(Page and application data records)
▬▬▬
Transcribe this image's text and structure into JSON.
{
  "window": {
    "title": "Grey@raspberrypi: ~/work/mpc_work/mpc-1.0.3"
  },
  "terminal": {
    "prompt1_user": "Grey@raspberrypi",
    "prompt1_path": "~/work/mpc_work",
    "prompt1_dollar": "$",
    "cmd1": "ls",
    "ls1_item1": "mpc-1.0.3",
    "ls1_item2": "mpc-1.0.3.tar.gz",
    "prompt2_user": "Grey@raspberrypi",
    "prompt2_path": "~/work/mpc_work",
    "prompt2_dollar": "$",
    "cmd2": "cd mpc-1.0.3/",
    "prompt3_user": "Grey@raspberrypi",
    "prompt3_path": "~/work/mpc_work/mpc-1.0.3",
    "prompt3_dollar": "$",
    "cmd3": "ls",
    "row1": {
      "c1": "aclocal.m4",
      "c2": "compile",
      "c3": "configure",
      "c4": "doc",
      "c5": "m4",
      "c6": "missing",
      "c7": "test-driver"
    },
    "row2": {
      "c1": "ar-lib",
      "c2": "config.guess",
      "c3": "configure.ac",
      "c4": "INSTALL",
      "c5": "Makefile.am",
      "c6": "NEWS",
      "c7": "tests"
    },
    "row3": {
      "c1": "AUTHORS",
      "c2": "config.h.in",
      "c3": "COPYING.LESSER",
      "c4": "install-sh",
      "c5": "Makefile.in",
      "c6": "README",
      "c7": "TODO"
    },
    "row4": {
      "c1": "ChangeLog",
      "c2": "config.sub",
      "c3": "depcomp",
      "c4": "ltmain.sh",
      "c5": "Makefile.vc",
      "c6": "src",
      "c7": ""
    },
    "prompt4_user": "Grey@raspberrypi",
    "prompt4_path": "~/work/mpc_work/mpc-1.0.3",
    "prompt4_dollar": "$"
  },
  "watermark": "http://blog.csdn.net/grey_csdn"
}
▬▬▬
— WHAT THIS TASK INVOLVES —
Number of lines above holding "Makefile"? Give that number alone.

— EXERCISE OUTPUT —
3